The following two tabs change content below.

wendyrollerblades

Senior EM Resident at SUNY Downstate / Kings County Hospital, EM/Critical Care Blogger, Medical Student Education Curriculum Co-Chair, has a blackbelt in "keepin' it real"

4 comments for “VBG vs ABG in Hypercarbia

  1. ablumenberg
    September 6, 2016 at 3:03 pm

    Great post Dr. Chan!

  2. Ian deSouza
    September 7, 2016 at 4:27 pm

    In practice and if available and despite no direct, supporting evidence, I’ve used nasal ETCO2 to monitor the response to treatment of patients with type 2 respiratory insufficiency (opioid overdose, COPD). But apparently, there are large differences between ETCO2 and PaCO2 in spontaneously breathing nonintubated patients with acute respiratory failure.

    Lermuzeaux M, et al. Superiority of transcutaneous CO2 over end-tidal CO2 measurement for monitoring respiratory failure in nonintubated patients: A pilot study. J Crit Care. 2016 Feb;31(1):150-6. doi: 10.1016/j.jcrc.2015.09.014. Epub 2015 Sep 25.

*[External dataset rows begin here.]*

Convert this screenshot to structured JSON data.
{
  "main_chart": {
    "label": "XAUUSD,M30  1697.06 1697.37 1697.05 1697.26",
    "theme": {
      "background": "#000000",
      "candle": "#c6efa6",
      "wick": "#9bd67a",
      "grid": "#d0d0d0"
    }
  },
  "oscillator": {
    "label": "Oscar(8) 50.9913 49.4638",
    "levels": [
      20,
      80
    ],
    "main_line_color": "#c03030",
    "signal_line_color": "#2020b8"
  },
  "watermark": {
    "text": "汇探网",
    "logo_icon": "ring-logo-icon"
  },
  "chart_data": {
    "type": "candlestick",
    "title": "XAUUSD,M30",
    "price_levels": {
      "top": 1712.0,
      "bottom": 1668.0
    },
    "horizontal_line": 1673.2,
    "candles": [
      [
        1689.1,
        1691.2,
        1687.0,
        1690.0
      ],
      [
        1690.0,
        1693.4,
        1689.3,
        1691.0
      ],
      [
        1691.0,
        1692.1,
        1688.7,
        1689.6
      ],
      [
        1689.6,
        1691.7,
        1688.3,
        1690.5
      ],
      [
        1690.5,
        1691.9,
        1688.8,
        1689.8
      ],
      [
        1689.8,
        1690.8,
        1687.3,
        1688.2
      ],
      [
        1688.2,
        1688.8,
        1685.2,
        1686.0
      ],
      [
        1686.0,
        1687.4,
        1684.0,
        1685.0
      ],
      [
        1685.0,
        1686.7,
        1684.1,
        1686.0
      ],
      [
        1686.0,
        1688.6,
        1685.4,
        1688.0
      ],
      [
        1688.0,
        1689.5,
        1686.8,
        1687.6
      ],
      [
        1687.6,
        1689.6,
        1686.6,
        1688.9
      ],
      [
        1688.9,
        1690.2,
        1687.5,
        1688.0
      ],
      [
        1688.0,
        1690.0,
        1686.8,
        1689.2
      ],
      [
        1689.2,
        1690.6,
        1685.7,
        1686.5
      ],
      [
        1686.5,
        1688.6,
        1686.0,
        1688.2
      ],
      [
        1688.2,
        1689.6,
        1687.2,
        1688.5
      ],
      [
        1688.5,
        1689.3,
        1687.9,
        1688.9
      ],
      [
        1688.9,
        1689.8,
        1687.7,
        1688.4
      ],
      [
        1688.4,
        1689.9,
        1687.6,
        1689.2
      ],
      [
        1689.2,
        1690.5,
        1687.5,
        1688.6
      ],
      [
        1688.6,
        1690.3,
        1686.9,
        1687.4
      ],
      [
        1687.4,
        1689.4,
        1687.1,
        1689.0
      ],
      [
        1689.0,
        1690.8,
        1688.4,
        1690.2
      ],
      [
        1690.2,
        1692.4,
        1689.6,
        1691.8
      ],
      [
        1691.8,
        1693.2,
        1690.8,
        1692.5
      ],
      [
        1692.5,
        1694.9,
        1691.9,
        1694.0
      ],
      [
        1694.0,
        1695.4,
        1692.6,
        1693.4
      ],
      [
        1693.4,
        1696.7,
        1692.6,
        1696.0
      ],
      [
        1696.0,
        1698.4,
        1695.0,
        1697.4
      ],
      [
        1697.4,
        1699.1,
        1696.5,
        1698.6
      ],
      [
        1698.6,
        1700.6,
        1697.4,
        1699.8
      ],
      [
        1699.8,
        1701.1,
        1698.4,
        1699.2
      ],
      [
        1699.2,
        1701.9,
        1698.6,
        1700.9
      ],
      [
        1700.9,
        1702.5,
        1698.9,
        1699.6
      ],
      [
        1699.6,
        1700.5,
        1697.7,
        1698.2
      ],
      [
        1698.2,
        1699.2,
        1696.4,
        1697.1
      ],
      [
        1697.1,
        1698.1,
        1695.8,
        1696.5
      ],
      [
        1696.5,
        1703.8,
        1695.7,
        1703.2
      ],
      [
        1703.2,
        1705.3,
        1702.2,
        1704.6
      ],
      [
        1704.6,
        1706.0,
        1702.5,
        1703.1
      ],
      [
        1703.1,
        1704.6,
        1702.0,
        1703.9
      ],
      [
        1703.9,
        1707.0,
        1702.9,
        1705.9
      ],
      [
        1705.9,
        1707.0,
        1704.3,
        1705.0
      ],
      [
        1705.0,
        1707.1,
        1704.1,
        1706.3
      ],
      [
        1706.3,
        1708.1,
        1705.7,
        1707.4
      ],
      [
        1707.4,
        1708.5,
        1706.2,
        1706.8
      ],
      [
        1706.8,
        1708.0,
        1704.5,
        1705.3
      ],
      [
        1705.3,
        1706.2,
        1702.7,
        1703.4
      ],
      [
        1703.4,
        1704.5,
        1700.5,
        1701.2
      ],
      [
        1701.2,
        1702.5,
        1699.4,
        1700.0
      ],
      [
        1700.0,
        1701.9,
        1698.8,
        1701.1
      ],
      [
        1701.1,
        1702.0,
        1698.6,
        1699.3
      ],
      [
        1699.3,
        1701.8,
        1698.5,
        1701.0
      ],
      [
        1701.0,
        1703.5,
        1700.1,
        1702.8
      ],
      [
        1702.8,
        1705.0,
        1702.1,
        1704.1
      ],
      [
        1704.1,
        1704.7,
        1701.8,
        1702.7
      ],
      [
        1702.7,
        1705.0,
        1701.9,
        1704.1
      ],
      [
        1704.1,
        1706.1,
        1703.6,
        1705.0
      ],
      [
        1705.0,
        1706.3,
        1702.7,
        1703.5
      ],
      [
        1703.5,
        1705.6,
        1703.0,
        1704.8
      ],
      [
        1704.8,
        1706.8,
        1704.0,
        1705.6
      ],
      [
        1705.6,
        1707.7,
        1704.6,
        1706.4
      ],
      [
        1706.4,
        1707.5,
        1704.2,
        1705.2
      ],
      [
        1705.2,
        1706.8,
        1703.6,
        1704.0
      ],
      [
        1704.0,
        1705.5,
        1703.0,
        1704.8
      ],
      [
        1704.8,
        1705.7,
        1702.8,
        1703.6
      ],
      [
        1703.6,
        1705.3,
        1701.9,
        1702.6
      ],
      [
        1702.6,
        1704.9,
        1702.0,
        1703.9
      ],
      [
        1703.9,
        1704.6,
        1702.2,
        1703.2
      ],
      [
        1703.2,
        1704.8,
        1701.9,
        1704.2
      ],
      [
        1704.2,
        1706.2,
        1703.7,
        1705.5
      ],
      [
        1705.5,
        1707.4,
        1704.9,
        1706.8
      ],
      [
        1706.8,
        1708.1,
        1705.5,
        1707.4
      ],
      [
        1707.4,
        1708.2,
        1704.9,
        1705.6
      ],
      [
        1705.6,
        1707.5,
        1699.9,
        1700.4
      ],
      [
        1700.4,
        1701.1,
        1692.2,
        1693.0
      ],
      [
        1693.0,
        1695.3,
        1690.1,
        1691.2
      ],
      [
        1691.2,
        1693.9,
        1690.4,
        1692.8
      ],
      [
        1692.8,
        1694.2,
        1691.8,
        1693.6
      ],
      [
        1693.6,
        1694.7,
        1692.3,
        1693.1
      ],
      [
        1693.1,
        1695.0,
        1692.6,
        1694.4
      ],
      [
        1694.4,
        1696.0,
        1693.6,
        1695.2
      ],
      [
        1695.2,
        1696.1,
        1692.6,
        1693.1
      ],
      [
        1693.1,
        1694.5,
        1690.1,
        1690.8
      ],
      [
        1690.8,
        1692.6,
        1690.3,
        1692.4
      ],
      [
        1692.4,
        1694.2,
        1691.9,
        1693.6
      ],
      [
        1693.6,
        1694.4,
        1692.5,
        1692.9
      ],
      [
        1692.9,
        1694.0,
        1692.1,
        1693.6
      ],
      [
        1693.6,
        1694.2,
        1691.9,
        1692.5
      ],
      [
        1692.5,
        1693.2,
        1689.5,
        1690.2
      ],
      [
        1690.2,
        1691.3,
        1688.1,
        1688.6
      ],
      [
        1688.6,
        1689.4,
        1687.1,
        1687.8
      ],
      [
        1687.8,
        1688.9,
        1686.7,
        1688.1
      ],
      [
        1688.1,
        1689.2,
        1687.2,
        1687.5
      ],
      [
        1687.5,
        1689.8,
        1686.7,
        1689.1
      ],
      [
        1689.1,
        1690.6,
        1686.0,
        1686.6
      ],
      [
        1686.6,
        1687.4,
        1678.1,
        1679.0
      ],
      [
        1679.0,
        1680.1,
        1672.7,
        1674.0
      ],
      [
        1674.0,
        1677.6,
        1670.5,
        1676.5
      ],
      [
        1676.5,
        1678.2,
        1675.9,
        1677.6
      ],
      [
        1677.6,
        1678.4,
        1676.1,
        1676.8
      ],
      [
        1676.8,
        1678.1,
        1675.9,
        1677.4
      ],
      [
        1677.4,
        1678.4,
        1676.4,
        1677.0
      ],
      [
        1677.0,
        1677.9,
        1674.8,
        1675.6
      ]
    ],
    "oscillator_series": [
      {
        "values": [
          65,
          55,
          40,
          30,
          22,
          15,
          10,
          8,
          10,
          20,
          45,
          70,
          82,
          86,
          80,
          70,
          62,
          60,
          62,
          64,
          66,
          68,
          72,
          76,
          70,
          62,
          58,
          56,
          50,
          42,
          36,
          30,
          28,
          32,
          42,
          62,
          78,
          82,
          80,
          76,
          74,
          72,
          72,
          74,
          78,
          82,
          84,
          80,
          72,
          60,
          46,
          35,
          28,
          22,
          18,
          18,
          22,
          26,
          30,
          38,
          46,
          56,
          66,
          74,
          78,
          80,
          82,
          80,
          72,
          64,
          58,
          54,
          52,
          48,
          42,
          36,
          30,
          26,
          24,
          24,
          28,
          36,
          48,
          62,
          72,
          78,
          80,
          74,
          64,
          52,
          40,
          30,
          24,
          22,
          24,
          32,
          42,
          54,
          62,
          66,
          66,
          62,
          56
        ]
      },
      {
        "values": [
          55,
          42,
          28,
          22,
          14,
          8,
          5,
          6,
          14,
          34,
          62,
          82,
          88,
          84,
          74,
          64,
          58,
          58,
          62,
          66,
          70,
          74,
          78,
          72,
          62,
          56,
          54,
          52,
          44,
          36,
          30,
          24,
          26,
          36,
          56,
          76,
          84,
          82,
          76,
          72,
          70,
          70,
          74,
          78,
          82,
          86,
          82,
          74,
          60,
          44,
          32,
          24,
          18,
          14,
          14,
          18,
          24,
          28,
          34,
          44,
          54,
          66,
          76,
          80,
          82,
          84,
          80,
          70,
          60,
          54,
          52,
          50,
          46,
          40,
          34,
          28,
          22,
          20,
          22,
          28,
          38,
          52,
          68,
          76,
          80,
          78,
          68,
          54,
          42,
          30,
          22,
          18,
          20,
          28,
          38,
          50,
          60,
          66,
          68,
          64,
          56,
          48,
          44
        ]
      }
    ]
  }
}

  3. Stephen E Rees
    October 7, 2016 at 12:37 pm

    You may want to look at the other papers from our group (Rees SE et al) where we have developed a method for mathematically calculating ABG from venous values. There are about 5 additonal papers from our group which is that of the Toftegaard paper you cite. Just send me a mail if you want the details

  4. Dr Mikey
    November 12, 2017 at 2:09 pm

    Awesome! I love using VBG and avoid ABG outside of obtunded patients as much as possible.

Leave a Reply

Your email address will not be published.